When it comes to brain health as we get older, it seems there may be some advantages to being a woman. A group of neuroscientists from the University of Szeged in Hungary recently determined that men’s brains actually age faster than their female counterparts—which may increase their risk of developing neurological problems such as Parkinson’s.
In looking at the brain scans of more than 100 men and women, researchers discovered notable differences in the deeper areas of the brain. For example, in specific areas linked to movement and emotional response, men saw a more rapid decline in grey matter volume with age. Also among men, aging had a greater impact on the thalamus, which helps relay signals of sight, hearing, and touch, as well as motor function.
In their findings, study authors point out that changes in brain structure and the loss of grey matter have previously been linked to age-related decline in brain function. Those changes—and how they differ between men and women—may help explain why men are more vulnerable to conditions such as Parkinson’s disease and attention deficit hyperactivity disorder as seniors.

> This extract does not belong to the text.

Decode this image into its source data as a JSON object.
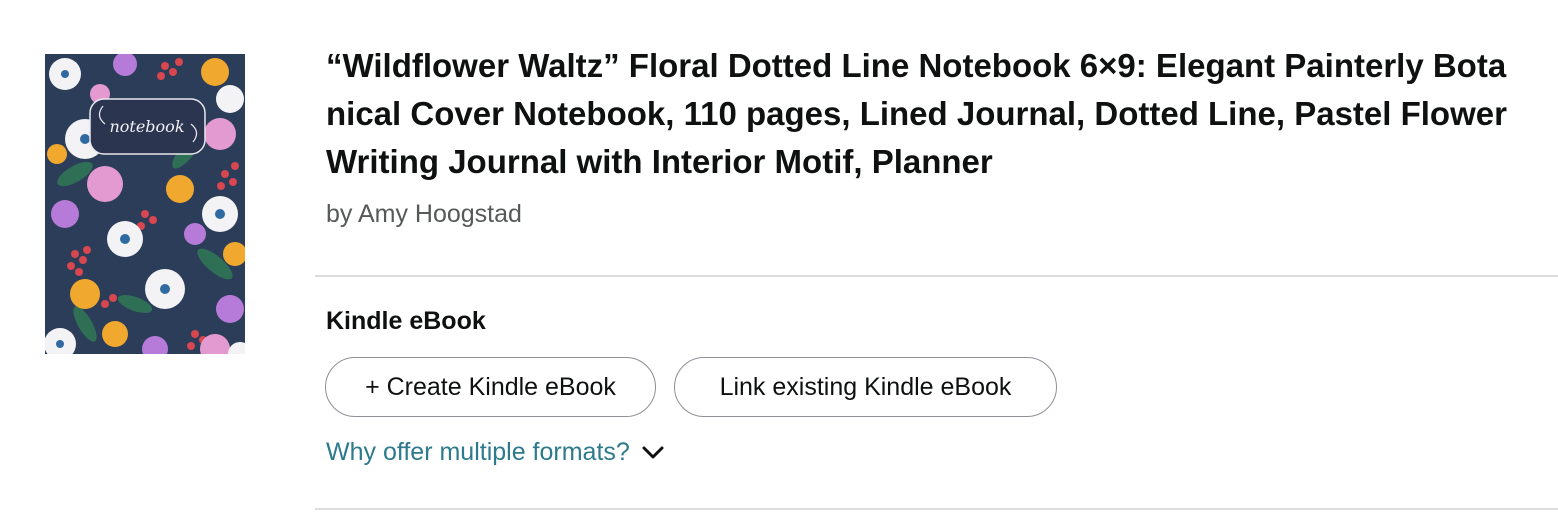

The study, published in the journal Brain Imaging & Behavior, may one day help us learn more about preserving brain health as we age.